On top of our robust program, all attendees, which includes individuals living with hydrocephalus, parents, siblings, caregivers, and other loved ones, were able to connect with each other, as well as network with researchers, sponsors, and leading experts in the field. So much was also gained by the scientists and healthcare professionals in attendance. The ability to work with and interact with patients was invaluable.

Gary Chaffee
Living with NPH

"Personally, I got a lot of good information that I can use for myself and peers. I was able to do a tremendous amount of networking and the feedback I received from patients, families, and providers was positive. I also loved interacting with the younger patients, and it helped me gain perspective."
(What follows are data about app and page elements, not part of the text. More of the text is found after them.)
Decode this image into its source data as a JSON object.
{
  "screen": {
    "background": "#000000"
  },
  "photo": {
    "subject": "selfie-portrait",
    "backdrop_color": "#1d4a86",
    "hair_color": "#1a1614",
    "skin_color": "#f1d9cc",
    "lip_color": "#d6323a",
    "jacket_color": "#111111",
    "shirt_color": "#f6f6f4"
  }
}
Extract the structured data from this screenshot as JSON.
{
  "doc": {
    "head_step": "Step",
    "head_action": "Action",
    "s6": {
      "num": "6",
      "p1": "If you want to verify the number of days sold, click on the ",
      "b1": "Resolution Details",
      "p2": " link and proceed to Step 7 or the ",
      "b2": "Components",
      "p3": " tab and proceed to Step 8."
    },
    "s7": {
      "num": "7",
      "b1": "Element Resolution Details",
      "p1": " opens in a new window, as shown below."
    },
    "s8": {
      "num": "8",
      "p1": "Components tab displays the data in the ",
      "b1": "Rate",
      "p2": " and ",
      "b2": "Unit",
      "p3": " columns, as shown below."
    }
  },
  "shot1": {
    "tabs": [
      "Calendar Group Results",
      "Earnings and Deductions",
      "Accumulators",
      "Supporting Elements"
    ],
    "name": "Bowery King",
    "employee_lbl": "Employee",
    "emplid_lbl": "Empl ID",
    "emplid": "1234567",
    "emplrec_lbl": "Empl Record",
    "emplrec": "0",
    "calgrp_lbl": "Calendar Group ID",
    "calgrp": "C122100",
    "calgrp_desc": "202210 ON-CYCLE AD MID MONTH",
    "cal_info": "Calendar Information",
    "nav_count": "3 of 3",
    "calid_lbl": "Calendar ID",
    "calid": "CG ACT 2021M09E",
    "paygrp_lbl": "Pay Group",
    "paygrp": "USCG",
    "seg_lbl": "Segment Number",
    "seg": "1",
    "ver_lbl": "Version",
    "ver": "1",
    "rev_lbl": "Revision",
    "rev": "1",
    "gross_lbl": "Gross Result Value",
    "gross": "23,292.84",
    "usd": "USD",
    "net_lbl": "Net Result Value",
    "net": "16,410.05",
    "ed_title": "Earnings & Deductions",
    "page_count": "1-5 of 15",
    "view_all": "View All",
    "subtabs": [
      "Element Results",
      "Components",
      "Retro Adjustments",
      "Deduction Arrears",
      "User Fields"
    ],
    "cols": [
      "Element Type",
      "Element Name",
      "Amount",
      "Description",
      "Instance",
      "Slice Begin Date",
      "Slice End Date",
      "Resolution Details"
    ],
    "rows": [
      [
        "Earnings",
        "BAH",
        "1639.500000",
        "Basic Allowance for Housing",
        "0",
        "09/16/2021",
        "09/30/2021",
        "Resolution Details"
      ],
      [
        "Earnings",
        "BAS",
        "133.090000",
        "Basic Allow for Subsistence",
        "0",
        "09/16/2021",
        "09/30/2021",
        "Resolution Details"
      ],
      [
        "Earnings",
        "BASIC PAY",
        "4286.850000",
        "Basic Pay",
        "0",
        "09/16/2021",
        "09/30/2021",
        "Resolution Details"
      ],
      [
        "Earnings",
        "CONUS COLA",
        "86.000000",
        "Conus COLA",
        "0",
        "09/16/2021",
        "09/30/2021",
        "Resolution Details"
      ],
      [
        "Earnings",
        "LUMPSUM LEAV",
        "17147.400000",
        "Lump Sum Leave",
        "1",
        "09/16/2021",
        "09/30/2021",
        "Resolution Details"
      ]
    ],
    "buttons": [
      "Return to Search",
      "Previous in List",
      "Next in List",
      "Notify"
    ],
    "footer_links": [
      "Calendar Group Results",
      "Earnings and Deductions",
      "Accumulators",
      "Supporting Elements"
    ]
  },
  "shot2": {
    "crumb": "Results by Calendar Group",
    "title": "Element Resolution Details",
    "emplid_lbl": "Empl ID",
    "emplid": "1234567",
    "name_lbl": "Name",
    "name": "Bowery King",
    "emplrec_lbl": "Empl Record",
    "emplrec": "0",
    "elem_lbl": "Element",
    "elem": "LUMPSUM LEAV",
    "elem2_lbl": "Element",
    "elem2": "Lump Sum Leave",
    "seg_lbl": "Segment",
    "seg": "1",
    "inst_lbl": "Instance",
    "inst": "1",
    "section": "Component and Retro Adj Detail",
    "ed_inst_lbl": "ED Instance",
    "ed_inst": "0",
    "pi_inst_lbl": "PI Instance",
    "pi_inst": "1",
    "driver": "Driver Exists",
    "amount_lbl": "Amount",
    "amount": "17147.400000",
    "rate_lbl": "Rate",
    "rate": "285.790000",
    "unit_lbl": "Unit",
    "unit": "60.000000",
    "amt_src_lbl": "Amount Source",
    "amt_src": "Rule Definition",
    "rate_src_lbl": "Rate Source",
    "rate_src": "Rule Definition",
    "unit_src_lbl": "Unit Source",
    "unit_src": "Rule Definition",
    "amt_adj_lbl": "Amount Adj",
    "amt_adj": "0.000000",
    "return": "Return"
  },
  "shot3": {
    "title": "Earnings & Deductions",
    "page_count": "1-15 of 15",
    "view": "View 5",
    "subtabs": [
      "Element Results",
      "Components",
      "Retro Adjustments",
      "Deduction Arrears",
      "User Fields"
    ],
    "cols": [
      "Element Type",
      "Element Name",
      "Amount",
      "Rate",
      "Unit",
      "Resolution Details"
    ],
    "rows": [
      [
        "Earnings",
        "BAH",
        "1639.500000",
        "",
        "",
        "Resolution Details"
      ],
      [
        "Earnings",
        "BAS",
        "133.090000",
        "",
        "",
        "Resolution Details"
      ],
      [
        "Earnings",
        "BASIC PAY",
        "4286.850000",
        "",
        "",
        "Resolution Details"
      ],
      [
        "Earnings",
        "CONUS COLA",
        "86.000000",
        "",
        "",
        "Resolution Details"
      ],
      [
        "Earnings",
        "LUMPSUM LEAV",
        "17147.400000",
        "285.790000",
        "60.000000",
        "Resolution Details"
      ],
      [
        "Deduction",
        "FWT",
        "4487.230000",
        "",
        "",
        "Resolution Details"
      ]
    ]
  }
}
Brand New Support Services

Transitioning from Pediatric to Adult Care

A major milestone for a young adult living with hydrocephalus is the transition from pediatric to adult medical care. Planning for this transition is vital and this year we published the Medical Summary for Transitioning Hydrocephalus Patient, in partnership with the American Society of Pediatric Neurosurgeons (ASPN). You can download this transition summary and fill it out with your current pediatric medical team.

Once complete, take this to your new adult neurosurgeon, neurologist, and any other members of your adult medical team you feel will benefit from understanding your journey with hydrocephalus. This includes a Physician’s Assistant, Nurse Practitioner, and other specialists.

We would like to extend a special thank you to Dr. Brandon Rocque, representing the ASPN, the HA Support and Education team, and the Medical Advisory Board, made up of both adult and pediatric providers, for their input and commitment to this effort. Click here to download our Toolkit for Transitioning from Pediatric to Adult Medical Care.

Unite Us

We partnered with the Child Neurology Foundation (CNF) to be a part of their new pilot program called the Neurology Social Services Network. The pilot program is powered by the Unite Us technology platform. We are now able to support our community with referrals to local, regional, and national partners who provide financial and/or professional support in social services including housing, medical expenses, legal services, and food insecurity, among other social needs.

Pen Pal Program

We added an additional component to our peer support program, HydrocephalusCONNECT. HA’s Pen Pal program is designed to support children between the ages of 7-12, to help them find real and lasting friendships with others that understand the journey with hydrocephalus. It is active on our website and pen pal requests are currently being accepted. A total of 5 pen pal requests have been completed since its inception in September 2022.


HA Spearheads New Coalition for Transition

The Hydrocephalus Association signed on as a founding member and co-leader of The National Partnership for Pediatric to Adult Care Transition (NPPACT). NPPACT is chaired by Diana Gray, HA President and CEO, and Sara Struwe, Spina Bifida Association. It is a multi-disciplinary group of stakeholders committed to advocating for federal programs, investments, and policies that will help ensure smoother care transitions, including developing and maintaining adult care settings designed to support adults living with serious, life-threatening, and disabling conditions that were initially diagnosed, treated, and managed in childhood. In December, Sara Struwe and Diana Gray met with the CMS Medicare Medicaid Coordination Office to discuss the healthcare transition cliff that many dually eligible individuals with chronic and debilitating conditions experience.